The production of Dido+Aeneas is the evening's highlight. Nelson has transposed the tale from classical antiquity to the present. In front of a bare black table, a housewife struggles with a tottering marriage (to businessman Aeneas) and the psychological demons within her. The original witches, spirits, and messengers of the original libretto are transformed into forces lodged within the mind of the troubled woman. Behind a scrim, the darkened chorus embellishes the decline and suicide of the protagonist. Both vocally and dramatically, Emily Noel provides a riveting portrait of a tormented and abandoned woman. Unfortunately, the Aeneas (Jason Buckwalter) delivers a more pedestrian performance. The Purcell score only gains in pathos and purity in this radical transposition of the action.

As usual, Nelson has wisely chosen his supporting forces. Supporting soloists and expert choruses are provided by the Handel Choir of Baltimore and the Peabody Conservatory of Music. The Ignoti Dei Orchestra provides moving accompaniment for the Purcell, although the baroque ensemble struggles with the atonal lurches of Gonzales.

Friday, February 4, 2011

Of Grief and Magic

With its distinctive mission to favor the theatrical voice of women, the Strand Theater offers a solid production of Joan Didion's The Year of Magical Thinking. Based on her earlier memoir, the play explores Didion's grief during the improbable year in which she faces the sudden death of her husband and the prolonged medical crises leading to the death of her daughter.

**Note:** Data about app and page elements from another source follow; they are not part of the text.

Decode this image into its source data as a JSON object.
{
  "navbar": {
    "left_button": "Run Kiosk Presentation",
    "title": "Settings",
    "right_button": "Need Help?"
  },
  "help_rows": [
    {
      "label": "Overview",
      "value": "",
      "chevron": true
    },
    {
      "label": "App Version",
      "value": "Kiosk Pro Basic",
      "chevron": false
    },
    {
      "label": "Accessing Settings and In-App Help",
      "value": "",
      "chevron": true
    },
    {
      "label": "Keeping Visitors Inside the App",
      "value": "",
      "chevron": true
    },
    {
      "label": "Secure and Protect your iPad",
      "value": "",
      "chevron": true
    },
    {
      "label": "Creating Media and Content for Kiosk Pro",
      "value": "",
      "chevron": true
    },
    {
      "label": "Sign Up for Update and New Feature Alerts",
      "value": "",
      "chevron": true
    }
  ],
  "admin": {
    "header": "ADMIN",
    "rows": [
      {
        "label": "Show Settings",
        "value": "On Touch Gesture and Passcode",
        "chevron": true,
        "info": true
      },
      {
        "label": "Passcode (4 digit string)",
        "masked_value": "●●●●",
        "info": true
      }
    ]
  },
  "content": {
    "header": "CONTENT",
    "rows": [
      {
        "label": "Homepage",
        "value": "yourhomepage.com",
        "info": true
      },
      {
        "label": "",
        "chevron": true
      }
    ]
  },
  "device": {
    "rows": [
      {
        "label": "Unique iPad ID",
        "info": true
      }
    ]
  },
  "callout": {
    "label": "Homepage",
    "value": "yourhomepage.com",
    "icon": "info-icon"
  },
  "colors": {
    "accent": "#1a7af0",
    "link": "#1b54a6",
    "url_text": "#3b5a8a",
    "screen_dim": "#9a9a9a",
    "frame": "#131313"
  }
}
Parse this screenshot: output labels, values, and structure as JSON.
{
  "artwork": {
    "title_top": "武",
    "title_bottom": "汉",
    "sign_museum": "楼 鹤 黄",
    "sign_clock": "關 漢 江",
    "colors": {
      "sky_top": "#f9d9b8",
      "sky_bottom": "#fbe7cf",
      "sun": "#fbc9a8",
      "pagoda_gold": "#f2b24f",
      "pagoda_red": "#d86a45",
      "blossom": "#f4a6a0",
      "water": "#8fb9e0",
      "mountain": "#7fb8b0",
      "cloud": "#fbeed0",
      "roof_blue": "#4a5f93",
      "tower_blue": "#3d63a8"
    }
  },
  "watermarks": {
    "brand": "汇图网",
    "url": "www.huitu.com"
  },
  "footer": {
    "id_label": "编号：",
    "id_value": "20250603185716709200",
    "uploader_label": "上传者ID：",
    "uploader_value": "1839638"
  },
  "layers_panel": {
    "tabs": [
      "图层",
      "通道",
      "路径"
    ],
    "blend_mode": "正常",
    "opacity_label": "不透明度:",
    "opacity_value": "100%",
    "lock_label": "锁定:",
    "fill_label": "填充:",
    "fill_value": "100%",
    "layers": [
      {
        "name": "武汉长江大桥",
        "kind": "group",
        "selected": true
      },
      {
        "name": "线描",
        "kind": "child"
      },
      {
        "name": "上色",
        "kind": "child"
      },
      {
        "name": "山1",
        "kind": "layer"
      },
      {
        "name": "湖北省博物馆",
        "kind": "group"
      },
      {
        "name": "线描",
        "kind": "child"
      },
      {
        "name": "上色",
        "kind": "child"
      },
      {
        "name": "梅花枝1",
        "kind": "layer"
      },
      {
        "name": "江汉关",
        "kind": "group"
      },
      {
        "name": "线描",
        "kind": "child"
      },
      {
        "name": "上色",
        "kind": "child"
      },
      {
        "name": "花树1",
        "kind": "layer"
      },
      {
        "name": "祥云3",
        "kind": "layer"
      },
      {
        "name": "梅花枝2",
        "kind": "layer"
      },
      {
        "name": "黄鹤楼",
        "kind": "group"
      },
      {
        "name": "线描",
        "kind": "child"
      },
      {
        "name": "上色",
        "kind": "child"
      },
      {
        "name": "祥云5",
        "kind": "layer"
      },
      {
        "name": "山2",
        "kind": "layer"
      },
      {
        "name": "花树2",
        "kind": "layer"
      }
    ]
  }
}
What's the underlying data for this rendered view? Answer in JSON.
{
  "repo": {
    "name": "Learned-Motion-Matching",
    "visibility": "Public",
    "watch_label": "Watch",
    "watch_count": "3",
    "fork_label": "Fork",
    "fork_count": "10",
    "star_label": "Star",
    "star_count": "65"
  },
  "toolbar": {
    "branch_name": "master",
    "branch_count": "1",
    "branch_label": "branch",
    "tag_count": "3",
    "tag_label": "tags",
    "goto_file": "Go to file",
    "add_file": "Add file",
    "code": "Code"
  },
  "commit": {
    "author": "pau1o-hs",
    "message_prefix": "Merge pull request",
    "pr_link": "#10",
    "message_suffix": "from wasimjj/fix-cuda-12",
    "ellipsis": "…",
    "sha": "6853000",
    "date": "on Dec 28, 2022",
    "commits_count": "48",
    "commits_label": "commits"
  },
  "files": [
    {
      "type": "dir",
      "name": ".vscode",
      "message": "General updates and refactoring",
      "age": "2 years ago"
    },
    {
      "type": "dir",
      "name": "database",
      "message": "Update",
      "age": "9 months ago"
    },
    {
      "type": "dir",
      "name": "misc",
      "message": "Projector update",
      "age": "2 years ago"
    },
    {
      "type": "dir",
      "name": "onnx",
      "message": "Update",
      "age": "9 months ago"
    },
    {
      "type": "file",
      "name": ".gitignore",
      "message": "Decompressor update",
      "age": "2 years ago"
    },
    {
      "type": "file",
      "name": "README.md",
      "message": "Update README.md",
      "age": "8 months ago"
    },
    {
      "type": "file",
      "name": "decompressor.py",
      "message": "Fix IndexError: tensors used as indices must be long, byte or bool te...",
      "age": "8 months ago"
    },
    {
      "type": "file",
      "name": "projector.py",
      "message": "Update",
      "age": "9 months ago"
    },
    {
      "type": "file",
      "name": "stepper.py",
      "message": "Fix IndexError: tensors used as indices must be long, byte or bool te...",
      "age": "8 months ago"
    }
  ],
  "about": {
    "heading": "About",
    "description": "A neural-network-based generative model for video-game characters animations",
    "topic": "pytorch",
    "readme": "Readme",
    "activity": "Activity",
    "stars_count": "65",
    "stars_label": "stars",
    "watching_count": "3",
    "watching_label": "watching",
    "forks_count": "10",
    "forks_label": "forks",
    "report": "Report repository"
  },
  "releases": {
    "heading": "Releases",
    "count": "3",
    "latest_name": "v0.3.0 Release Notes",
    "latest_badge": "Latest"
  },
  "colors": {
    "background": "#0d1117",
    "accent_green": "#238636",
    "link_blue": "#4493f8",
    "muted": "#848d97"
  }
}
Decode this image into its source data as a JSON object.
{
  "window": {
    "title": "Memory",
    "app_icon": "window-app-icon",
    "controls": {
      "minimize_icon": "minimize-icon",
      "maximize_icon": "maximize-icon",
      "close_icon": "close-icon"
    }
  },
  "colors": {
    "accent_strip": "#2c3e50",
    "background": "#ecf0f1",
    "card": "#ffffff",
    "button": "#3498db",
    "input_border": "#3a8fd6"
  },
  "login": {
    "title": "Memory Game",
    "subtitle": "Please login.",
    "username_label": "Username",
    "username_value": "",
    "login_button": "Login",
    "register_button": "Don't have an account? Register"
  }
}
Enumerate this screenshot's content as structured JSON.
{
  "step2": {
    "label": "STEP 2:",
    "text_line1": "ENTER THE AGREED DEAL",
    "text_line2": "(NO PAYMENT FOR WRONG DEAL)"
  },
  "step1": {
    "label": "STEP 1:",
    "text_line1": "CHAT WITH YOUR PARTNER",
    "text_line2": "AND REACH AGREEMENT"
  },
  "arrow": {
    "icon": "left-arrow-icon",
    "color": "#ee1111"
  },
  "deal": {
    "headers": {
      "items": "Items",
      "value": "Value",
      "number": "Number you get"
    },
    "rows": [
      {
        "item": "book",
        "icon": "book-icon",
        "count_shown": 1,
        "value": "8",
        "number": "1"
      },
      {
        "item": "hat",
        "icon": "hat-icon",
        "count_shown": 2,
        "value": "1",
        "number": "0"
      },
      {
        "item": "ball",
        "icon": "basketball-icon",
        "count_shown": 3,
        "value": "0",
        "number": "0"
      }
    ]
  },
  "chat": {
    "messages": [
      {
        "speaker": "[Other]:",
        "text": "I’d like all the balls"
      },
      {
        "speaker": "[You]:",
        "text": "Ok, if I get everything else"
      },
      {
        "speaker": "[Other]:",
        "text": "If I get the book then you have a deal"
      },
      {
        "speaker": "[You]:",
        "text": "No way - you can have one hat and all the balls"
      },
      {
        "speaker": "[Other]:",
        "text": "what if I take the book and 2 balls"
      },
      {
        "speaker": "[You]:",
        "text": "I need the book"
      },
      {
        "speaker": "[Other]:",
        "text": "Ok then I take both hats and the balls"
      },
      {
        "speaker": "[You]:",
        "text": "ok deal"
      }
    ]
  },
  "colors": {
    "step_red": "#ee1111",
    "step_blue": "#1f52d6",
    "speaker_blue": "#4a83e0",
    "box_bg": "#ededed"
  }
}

The monologue is vintage Didion. Precise details of jewelry, clothing, medicines, corn fields, and airplane seats are recalled with a military severity. The pain of the year's grief is threaded with ironic comments on comparative river views and senses of time. This is very much the tiny affluent world of the literati who circle Didion and her author husband John Gregory Dunne. Not everyone is buried from the vaults of Manhattan's Cathedral of Saint John the Divine. Not everyone can dryly compare commissions for Life vs. Vogue. The author's bewilderment at the death of the family wanders through the brittle, name-dropping gossip of several blocks on the Upper East Side.

Dianne Hood provides an engaging performance of the one-woman monologue: not an easy task at a running length of 80 minutes without intermission. Hood's Didion is very much the grande dame: in regal control of all the lethal events, ready for a precise commentary on each odd twist, lucid about her inconsolable grief as she magically and impossibly tries to wish her husband and daughter back to life. As consistent as Hood's performance is, the emotional range seems limited. The irony, the control, and the literary wit of Didion are present, but the rage and the bewilderment at the losses seem subdued. A certain primness dominates.

Miriam Bazensky's direction permits Hood to move gracefully over the Strand's tiny stage. Every effort is made to avoid the stasis that so easily overcomes dramatic monologues. In recounting her adventures with grief, Hood occasionally moves into an effective soft mime.

One of the heroes of the evening is set designer Debbie Bennett. The sleek, stylized set of Didion's apartment projects the coolness, accomplishment, and (thanks to a prominent mirror) the self-absorption of Didion. Even in her most painful self-disclosures, the self-assurance and wry calculation of Didion remain the stronger.